What Should I Serve with Swiss Steak?

Swiss steaks are served with the savory tomato gravy the meat cooks in. Serve swiss steak with mashed potatoes, buttery baked rice, or crusty bread so you can sop up every last drop.

Swiss Steak Recipe

Sliced beef braised in a savory tomato and onion gravy.

Prep time 15 minutes

Cook time 2 hours

Serves 4 to 6

Nutritional Info

Ingredients

  • 2

    medium yellow onions

  • 2 cloves

    garlic

  • 1/4 cup

    all-purpose flour

  • 2 1/2 teaspoons

    kosher salt, divided

  • 3/4 teaspoon

    freshly ground black pepper, divided

  • 2 pounds

    bottom, top, or eye of round roast (about 1 1/2-inches-thick)

  • 3 tablespoons

    canola or vegetable oil, divided

  • 1 tablespoon

    Italian seasoning

  • 1 tablespoon

    tomato paste

  • 1 (28-ounce) can

    diced tomatoes

  • 1 cup

    beef broth

  • Serving options: crusty bread, steamed white rice, or mashed potatoes, chopped fresh parsley leaves

Instructions

  1. Halve and slice 2 medium yellow onions about 1/4-inch thick. Smash 2 peeled garlic cloves. Place 1/4 cup all-purpose flour, 1 teaspoon of the kosher salt, and 1/2 teaspoon of the black pepper in a shallow dish or pie plate and stir to combine.

  2. Trim any thick pieces of fat from 2 pounds bottom, top, or eye of round roast. Cut crosswise into 3/4-inch thick steaks. Pat dry with paper towels. Pound the steaks one at a time: Pound both sides evenly with the textured side of a meat mallet until 1/2-inch thick. Dredge the steaks in the flour, shaking off any excess flour.

  3. Heat 1 tablespoon of the canola or vegetable oil in a 12-inch high sided skillet or Dutch oven over medium heat until shimmering. Add half the steaks and sear until browned and releases easily from the pan, about 2 minutes per side. Transfer to a plate. Add 1 tablespoon of the oil and repeat searing the remaining steaks.

  4. Add the remaining 1 tablespoon oil to the pan. Add the onion, garlic, 1 tablespoon Italian seasoning, and the remaining 1 1/2 teaspoons kosher salt and 1/4 teaspoon black pepper. Cook until golden brown and tender, scraping the bottom of the pan to release some of the browned bits, about 4 minutes.

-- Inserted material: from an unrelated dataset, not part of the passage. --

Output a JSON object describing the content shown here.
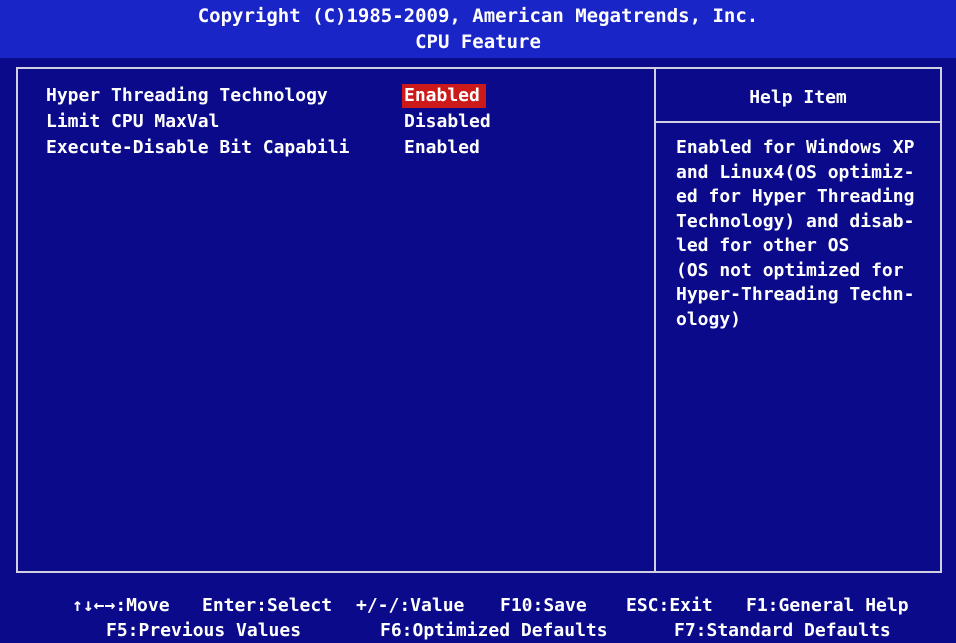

  5. Add 1 tablespoon tomato paste and stir to combine. Add 1 (28-ounce) can diced tomatoes and 1 cup beef broth, and stir to combine, scraping up any remaining browned bits from the bottom of the pan.

  6. Return the steaks and any accumulated juices on the plate to the pan, nestling the steaks into the tomato and onion mixture. Use tongs to pile some of the onions on top of the steak. Bring to a simmer.

  7. Cover, reduce the heat to low, and cook until the steaks are very tender, about 1 1/2 hours. Taste and season with more kosher salt and black pepper if desired. Transfer the steaks to a clean cutting board and cut into 1/4-inch slices if desired. Serve the steaks with steamed white rice or mashed potatoes, topped with the gravy and chopped fresh parsley leaves, if desired.

Recipe Notes

Make ahead: Swiss steak can be prepared up to 2 days in advance.

Storage: Refrigerate leftovers in an airtight container for up to 4 days or frozen for up to 2 months.